As monster waves approached the coastal town of Obama in Iwaki city on March 11 five years ago, Ms Kiyoi Shida fled to the second floor of her house.
She clung onto a pillar as the water gushed in, washing away all her belongings.
There was nothing to keep her warm from the snow, and when she finally stepped out of her house to head to the evacuation shelter, the town as she knew it was gone, the 80-year-old told The Straits Times on Friday (March 11).
She was the last to reach the shelter, where she was reunited with her son, she said.
On Friday (March 11), Ms Shida joined about 50 others at a memorial event on the Obama coast held by non-profit group Nakoso to mark the fifth anniversary of a massive earthquake and tsunami that triggered a nuclear disaster in Fukushima prefecture.
They were among millions across bustling and rural Japan who came to a stop at 2.46pm local time on Friday (1.46pm Singapore time) - the exact moment five years ago when the magnitude 9.0 quake struck under the Pacific Ocean, triggering a 10m tsunami that smashed into north-east Japan coast.

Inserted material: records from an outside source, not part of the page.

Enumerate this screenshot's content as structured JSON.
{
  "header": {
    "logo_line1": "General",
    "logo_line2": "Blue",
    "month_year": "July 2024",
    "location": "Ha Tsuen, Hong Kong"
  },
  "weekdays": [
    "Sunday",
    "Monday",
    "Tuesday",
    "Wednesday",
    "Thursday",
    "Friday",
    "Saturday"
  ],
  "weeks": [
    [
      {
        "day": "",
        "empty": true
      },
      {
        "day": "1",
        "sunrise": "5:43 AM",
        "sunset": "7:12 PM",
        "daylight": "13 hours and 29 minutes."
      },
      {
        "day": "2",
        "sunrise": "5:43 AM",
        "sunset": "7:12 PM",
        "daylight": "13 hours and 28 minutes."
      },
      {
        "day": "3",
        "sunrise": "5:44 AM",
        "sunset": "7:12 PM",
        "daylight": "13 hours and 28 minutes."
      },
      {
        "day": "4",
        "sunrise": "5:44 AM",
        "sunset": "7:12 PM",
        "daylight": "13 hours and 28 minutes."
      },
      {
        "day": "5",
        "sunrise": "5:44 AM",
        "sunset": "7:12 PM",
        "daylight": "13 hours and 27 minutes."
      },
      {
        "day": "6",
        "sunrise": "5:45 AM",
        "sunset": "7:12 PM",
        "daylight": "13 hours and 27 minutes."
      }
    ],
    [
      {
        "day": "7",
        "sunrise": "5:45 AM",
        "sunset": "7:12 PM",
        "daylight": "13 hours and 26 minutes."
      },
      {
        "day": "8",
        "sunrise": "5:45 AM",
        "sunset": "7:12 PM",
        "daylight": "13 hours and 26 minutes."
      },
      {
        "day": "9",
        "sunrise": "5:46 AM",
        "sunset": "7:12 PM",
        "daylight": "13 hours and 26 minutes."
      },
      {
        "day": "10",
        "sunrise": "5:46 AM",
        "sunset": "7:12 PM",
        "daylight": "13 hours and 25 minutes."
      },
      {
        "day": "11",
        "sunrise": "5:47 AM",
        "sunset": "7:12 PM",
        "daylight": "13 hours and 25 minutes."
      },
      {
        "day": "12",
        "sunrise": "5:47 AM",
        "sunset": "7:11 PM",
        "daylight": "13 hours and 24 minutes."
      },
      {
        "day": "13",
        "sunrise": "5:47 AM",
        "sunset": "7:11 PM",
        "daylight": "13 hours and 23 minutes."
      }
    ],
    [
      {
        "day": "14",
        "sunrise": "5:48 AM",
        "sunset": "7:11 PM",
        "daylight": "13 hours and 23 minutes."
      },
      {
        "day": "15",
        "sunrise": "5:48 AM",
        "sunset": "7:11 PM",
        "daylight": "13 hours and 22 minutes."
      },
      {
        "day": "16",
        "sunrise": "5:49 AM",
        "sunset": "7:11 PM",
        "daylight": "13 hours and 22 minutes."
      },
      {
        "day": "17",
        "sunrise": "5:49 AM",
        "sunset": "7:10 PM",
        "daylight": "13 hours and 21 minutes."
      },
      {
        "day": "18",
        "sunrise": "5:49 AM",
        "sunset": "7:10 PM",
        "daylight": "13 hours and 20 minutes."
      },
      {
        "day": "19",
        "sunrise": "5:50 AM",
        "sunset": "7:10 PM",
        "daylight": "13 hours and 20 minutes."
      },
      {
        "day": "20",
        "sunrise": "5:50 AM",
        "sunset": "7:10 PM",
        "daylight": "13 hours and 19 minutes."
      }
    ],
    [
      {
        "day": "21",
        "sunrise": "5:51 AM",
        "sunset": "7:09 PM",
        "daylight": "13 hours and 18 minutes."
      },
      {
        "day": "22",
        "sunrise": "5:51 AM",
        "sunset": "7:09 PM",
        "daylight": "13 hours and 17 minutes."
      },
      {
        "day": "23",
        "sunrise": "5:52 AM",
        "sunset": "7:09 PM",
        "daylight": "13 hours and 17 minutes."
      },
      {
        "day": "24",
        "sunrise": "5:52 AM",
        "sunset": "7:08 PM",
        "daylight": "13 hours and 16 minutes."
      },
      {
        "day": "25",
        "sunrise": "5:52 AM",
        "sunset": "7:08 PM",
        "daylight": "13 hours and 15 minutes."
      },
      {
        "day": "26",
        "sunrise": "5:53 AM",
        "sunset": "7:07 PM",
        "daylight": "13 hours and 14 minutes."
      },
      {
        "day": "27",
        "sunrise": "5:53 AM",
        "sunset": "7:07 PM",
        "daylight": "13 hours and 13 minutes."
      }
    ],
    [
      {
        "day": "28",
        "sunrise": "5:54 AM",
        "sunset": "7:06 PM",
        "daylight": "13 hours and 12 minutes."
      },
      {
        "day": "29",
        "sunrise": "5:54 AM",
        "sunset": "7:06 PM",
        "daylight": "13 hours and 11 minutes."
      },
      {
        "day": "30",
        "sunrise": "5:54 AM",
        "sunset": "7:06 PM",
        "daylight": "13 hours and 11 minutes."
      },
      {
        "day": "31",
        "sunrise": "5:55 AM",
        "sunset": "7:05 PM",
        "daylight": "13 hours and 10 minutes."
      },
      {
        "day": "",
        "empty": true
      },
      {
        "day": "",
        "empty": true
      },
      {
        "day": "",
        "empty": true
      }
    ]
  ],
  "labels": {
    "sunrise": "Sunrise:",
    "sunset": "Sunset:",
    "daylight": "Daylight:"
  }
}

It crippled the Fukushima Dai-ichi Nuclear Plant, causing meltdowns in three of the reactors that spewed radiation over a wide area. A 30km evacuation zone covering nearby towns had to be declared.
Some 18,500 people died or are missing in the disaster, with another 174,000 residents displaced.
Another resident who attended the memorial ceremony in Obama town on Friday was Ms Midori Watanabe, 76.
"I am grateful to be able to continue living here, and we are waiting for everyone to return home," she said.
Some 100,000 evacuees have still not returned to their homes in Fukushima, according to Japanese media.
In capital Tokyo, Emperor Akhito, Empress Michiko and Prime Minister Shinzo Abe bowed their heads in prayer and laid flowers at a ceremony.
Speaking at a news conference on the eve of the anniversary, Mr Abe said: "There are still many people living difficult lives in temporary housing and those who because of the nuclear accident cannot return to the places they lived."
But in what is seen as a sign that the country hopes to move on but has divided popular opinion, Mr Abe said Japan "cannot do without nuclear power" to meet its energy needs.
The goal of the Abe administration is to have nuclear power make up as much as 22 per cent of Japan's energy needs by 2030.